Unfortunately, sales of the Viper failed to meet even modest expectations of about 1,500 units per year. FCA dropped the price in 2014 by $15,000 and introduced a new custom ordering Web site in 2015. Customers can use the Web site to buy a Viper in any color, wheel, interior and aerodynamic kit combination they want.

Both moves failed to boost sales. FCA US sold 676 Dodge SRT Vipers in 2015, down 11% from the 760 sold the prior year.

Today’s announcement was not a surprise. The UAW’s new four-year contract with the automaker that was ratified last fall lacked any product plans for the Conner Avenue plant. But even without a specific product commitment the UAW wasn’t necessarily expecting the plant close or the Viper to go away.

“This is news to the UAW. The UAW has not been notified and is not aware of FCA Chrysler’s plans for the Dodge Viper,” UAW Vice President Norwood Jewell said in statement.

The company did not say today exactly when production will end or say how many Vipers it hopes to produce this year.

FCA CEO Sergio Marchionne hinted in January that the automaker, which also owns Italian brands Alfa Romeo and Maserati, has access to other platforms that could be used to develop a car just as dynamic as the Viper.

“There is a possibility a new Viper may eventually surface,” Marchionne said at the time, but “every economic analysis that we have carried out for keeping that vehicle alive in its current state doesn’t add up.”

So what is on tap for current Viper’s final model year?

Starting Friday, customers can begin ordering special edition Vipers.

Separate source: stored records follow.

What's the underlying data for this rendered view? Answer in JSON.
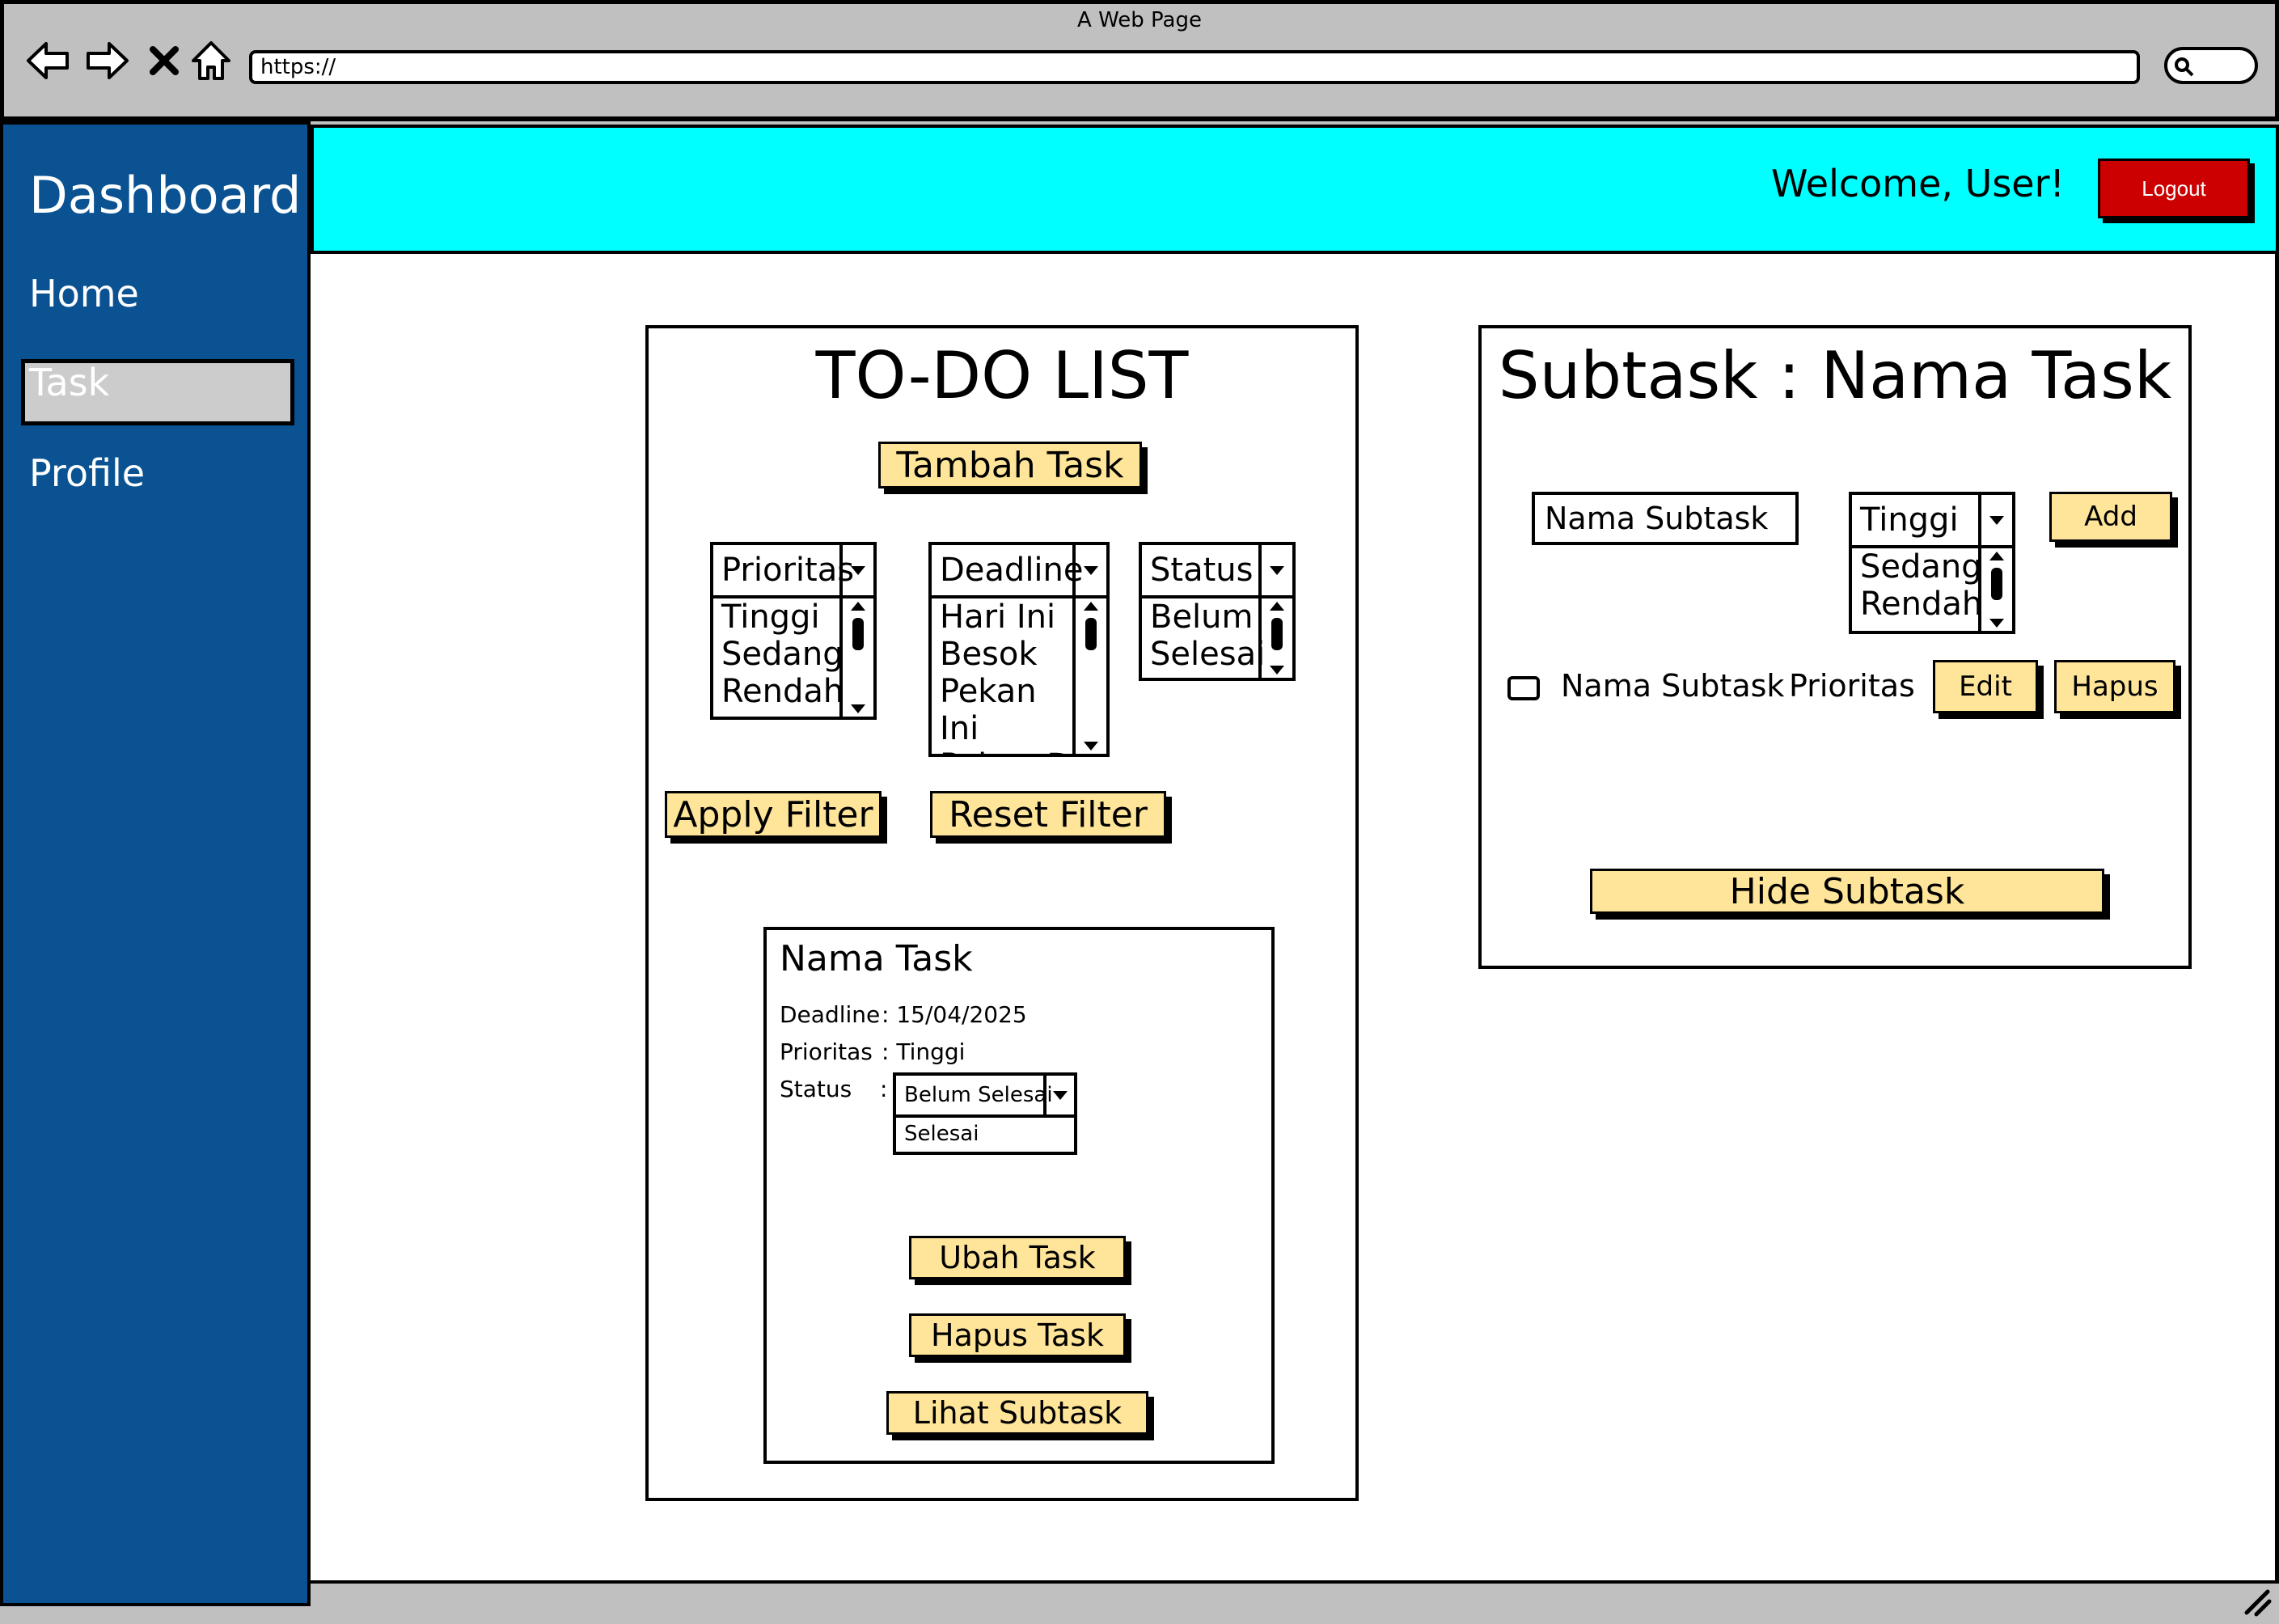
{
  "window": {
    "title": "A Web Page",
    "url": "https://"
  },
  "sidebar": {
    "title": "Dashboard",
    "items": [
      {
        "label": "Home"
      },
      {
        "label": "Task"
      },
      {
        "label": "Profile"
      }
    ]
  },
  "header": {
    "welcome": "Welcome, User!",
    "logout_label": "Logout",
    "logout_color": "#cc0000",
    "accent": "#00ffff"
  },
  "todo": {
    "title": "TO-DO LIST",
    "add_task_label": "Tambah Task",
    "filters": {
      "priority": {
        "selected": "Prioritas",
        "options": [
          "Tinggi",
          "Sedang",
          "Rendah"
        ]
      },
      "deadline": {
        "selected": "Deadline",
        "options": [
          "Hari Ini",
          "Besok",
          "Pekan Ini",
          "Pekan De"
        ]
      },
      "status": {
        "selected": "Status",
        "options": [
          "Belum",
          "Selesai"
        ]
      }
    },
    "apply_filter_label": "Apply Filter",
    "reset_filter_label": "Reset Filter",
    "card": {
      "name": "Nama Task",
      "deadline_label": "Deadline",
      "deadline_value": ": 15/04/2025",
      "priority_label": "Prioritas",
      "priority_value": ": Tinggi",
      "status_label": "Status",
      "status_colon": ":",
      "status_selected": "Belum Selesai",
      "status_options": [
        "Selesai"
      ],
      "edit_label": "Ubah Task",
      "delete_label": "Hapus Task",
      "view_subtask_label": "Lihat Subtask"
    }
  },
  "subtask": {
    "title": "Subtask : Nama Task",
    "name_input_value": "Nama Subtask",
    "priority": {
      "selected": "Tinggi",
      "options": [
        "Sedang",
        "Rendah"
      ]
    },
    "add_label": "Add",
    "item": {
      "name": "Nama Subtask",
      "priority": "Prioritas",
      "edit_label": "Edit",
      "delete_label": "Hapus"
    },
    "hide_label": "Hide Subtask"
  },
  "colors": {
    "sidebar": "#0a5292",
    "button": "#ffe599"
  }
}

They include:

Viper 1:28 Edition ACR: This version pays tribute to the current production car single lap record of 1:28.65 set by champion driver Randy Pobst in a 2016 Dodge Viper ACR at the historic Laguna Seca Raceway in Monterey, Calif., in October 2015. Production will be limited to 28 cars.

Viper GTS-R Commemorative Edition ACR

This Viper is designed to pay tribute to one of the most distinguishable and iconic Viper paint schemes of all time – the white and blue combination of the 1998 Viper GTS-R GT2 Championship Edition. Production will be limited to 100 cars.

Viper VoooDoo II Edition ACR: Modeled after the original 2010 Viper VooDoo, this version (yes, VoooDoo is correct) features a black exterior and a graphite metallic ACR driver’s stripe. Production will be limited to 31 cars.

Viper Snakeskin Edition GTC: This Viper features a new Snakeskin Green exterior with a custom snakeskin-patterned SRT stripe. Production will be limited to 25 cars.

Dodge Dealer Edition ACR: This version is only available through Dodge’s highest sales volume Viper dealers, Tomball Dodge of Tomball, Texas, and Roanoke Dodge of Roanoke, Ill.

Contact Brent Snavely: 313-222-6512 or bsnavely@freepress.com. Follow him on Twitter @BrentSnavely.